To complete my PhD thesis, I therefore applied to the Catholic University of Louvain, in Belgium, in the ‘Heart of Europe’. Professor Frédéric Docquier, the leading expert on brain drain issues replied positively and hired me. I could not believe it! What I was studying and the migration issues I was specialising in were no longer so far from my own lived experience – and so I joined the Italian brain drain. This was a great benefit to my academic research. I had the chance to write my thesis within a stimulating and leading Migration Research Group made up of other dedicated and distinguished scholars.
I expanded my research interests by focusing on the feminisation of international migration, while also touching other equally important economic issues such as international financial remittances and gender empowerment. I have always, however, tried to put the human face of international migrants before hard numbers or purely economic determinants and outcomes.

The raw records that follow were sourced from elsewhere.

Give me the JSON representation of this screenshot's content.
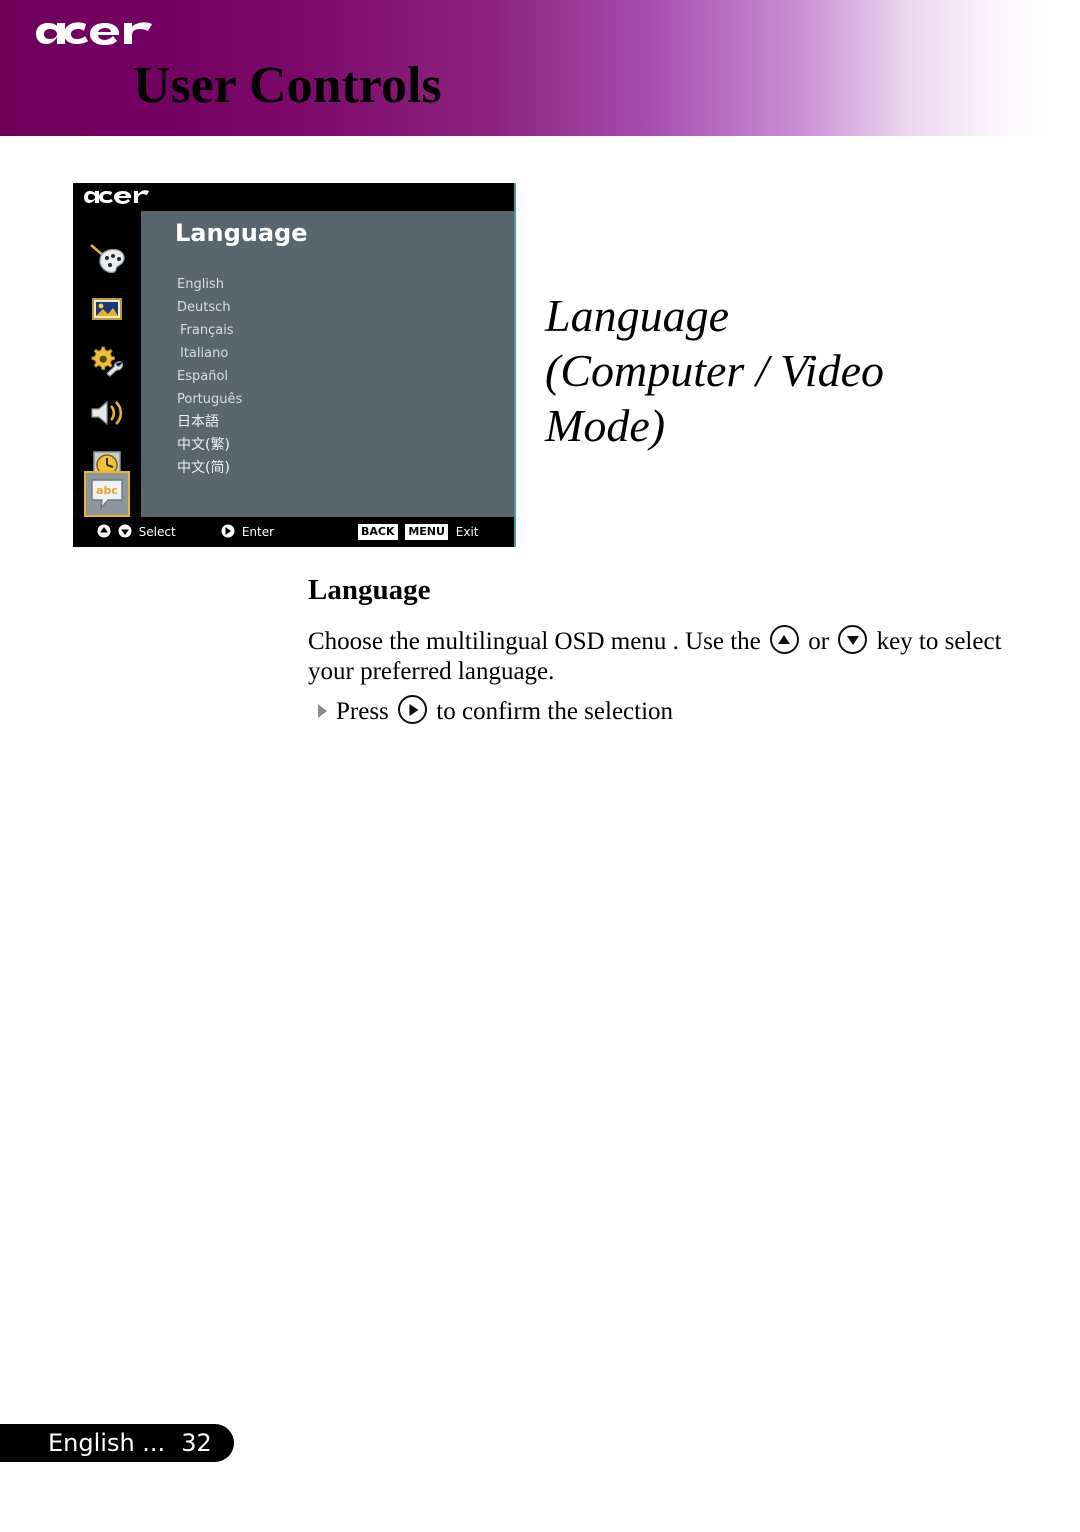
{
  "header": {
    "logo": "acer-logo",
    "title": "User Controls",
    "gradient_start": "#6e005c",
    "gradient_mid": "#a64daf",
    "gradient_end": "#ffffff"
  },
  "osd": {
    "brand": "acer",
    "panel_title": "Language",
    "panel_bg": "#59666d",
    "highlight_color": "#e8b42c",
    "border_color": "#4f9a96",
    "sidebar_icons": [
      {
        "name": "color-palette-icon",
        "label": "Color"
      },
      {
        "name": "image-icon",
        "label": "Image"
      },
      {
        "name": "setup-gear-wrench-icon",
        "label": "Setup"
      },
      {
        "name": "audio-speaker-icon",
        "label": "Audio"
      },
      {
        "name": "timer-clock-icon",
        "label": "Timer"
      }
    ],
    "selected_icon": {
      "name": "language-abc-bubble-icon",
      "label": "abc"
    },
    "languages": [
      "English",
      "Deutsch",
      "Français",
      "Italiano",
      "Español",
      "Português",
      "日本語",
      "中文(繁)",
      "中文(简)"
    ],
    "hints": {
      "select": "Select",
      "enter": "Enter",
      "exit": "Exit",
      "key_back": "BACK",
      "key_menu": "MENU"
    }
  },
  "side_title": {
    "line1": "Language",
    "line2": "(Computer / Video",
    "line3": "Mode)"
  },
  "content": {
    "heading": "Language",
    "paragraph_part1": "Choose the multilingual OSD menu . Use the",
    "paragraph_or": "or",
    "paragraph_part2": "key to select your preferred language.",
    "bullet_part1": "Press",
    "bullet_part2": "to confirm the selection"
  },
  "footer": {
    "language": "English ...",
    "page": "32"
  }
}
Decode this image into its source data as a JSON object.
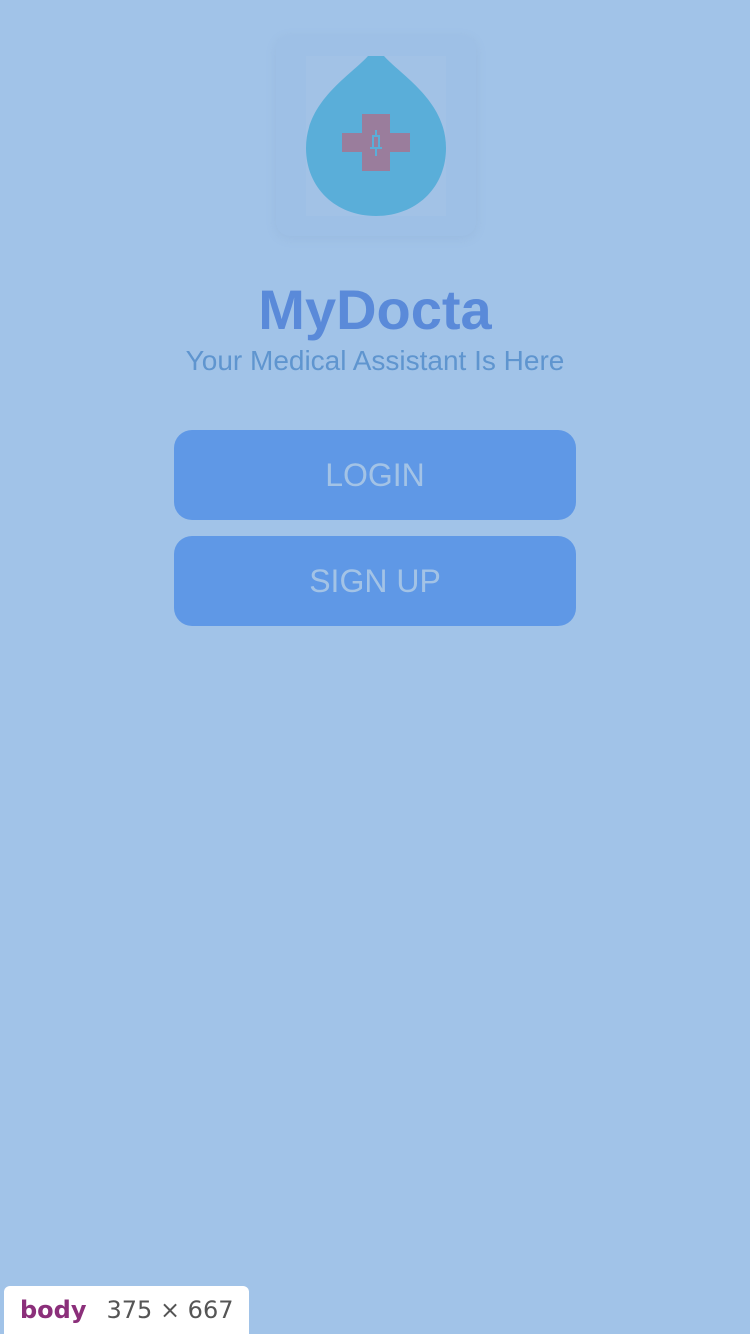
{
  "logo": {
    "icon": "blood-drop-medical-cross-syringe-icon",
    "colors": {
      "drop": "#5aaed9",
      "cross": "#9a7d9c",
      "syringe": "#5aaed9"
    }
  },
  "app": {
    "title": "MyDocta",
    "tagline": "Your Medical Assistant Is Here"
  },
  "buttons": {
    "login_label": "LOGIN",
    "signup_label": "SIGN UP"
  },
  "inspector": {
    "tag": "body",
    "size": "375 × 667"
  },
  "colors": {
    "background": "#a1c3e8",
    "title": "#5a8ad9",
    "tagline": "#5f95cf",
    "button": "#5f98e6",
    "button_text": "#a3c3e6"
  }
}
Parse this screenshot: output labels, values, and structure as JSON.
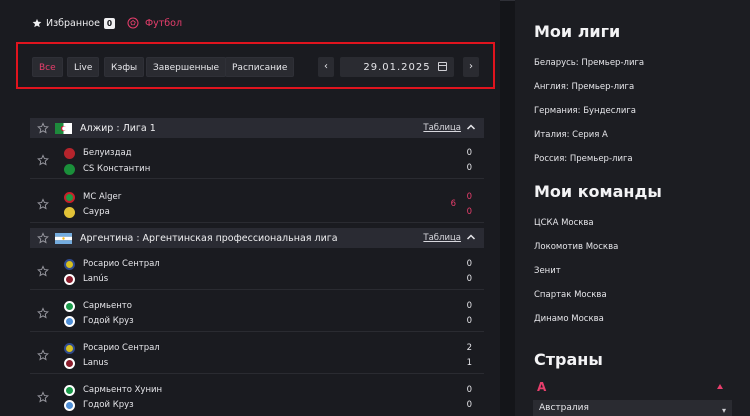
{
  "header": {
    "favorites_label": "Избранное",
    "favorites_count": "0",
    "sport_label": "Футбол"
  },
  "filters": {
    "buttons": [
      "Все",
      "Live",
      "Кэфы",
      "Завершенные",
      "Расписание"
    ],
    "active_index": 0,
    "date_value": "29.01.2025",
    "prev_label": "‹",
    "next_label": "›"
  },
  "leagues": [
    {
      "name": "Алжир :  Лига 1",
      "table_label": "Таблица",
      "matches": [
        {
          "home": "Белуиздад",
          "away": "CS Константин",
          "home_score": "0",
          "away_score": "0",
          "minute": ""
        },
        {
          "home": "MC Alger",
          "away": "Саура",
          "home_score": "0",
          "away_score": "0",
          "minute": "6"
        }
      ]
    },
    {
      "name": "Аргентина :  Аргентинская профессиональная лига",
      "table_label": "Таблица",
      "matches": [
        {
          "home": "Росарио Сентрал",
          "away": "Lanús",
          "home_score": "0",
          "away_score": "0",
          "minute": ""
        },
        {
          "home": "Сармьенто",
          "away": "Годой Круз",
          "home_score": "0",
          "away_score": "0",
          "minute": ""
        },
        {
          "home": "Росарио Сентрал",
          "away": "Lanus",
          "home_score": "2",
          "away_score": "1",
          "minute": ""
        },
        {
          "home": "Сармьенто Хунин",
          "away": "Годой Круз",
          "home_score": "0",
          "away_score": "0",
          "minute": ""
        }
      ]
    }
  ],
  "sidebar": {
    "my_leagues_title": "Мои лиги",
    "my_leagues": [
      "Беларусь: Премьер-лига",
      "Англия: Премьер-лига",
      "Германия: Бундеслига",
      "Италия: Серия А",
      "Россия: Премьер-лига"
    ],
    "my_teams_title": "Мои команды",
    "my_teams": [
      "ЦСКА Москва",
      "Локомотив Москва",
      "Зенит",
      "Спартак Москва",
      "Динамо Москва"
    ],
    "countries_title": "Страны",
    "letter": "А",
    "first_country": "Австралия"
  },
  "colors": {
    "accent": "#e83e6c",
    "highlight_border": "#e0141e",
    "background": "#141519",
    "panel": "#1a1b20"
  }
}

In principle, my research stay at the Catholic University of Louvain should not have been forever. I had planned to go home after completing my four-year PhD. But again Providence intervened: this time in the shape of love. During my first year in Belgium, I met the man who only two years later would become my husband. A migrant himself, who had moved with his family from Spain to Belgium at the tender age of eight. A different nationality but the same traditional values. That’s the beginning of my EU integrated family: an Italian researcher, married to a half-French, half-Spanish husband, with three half-Spanish, half-Italian children, living in Belgium. Could the EU Founding Fathers ever have hoped for a more integrated European perspective?
The opinions expressed here are the author’s own; they do not necessarily reflect the views of UNU.
Flickr / F.Jachim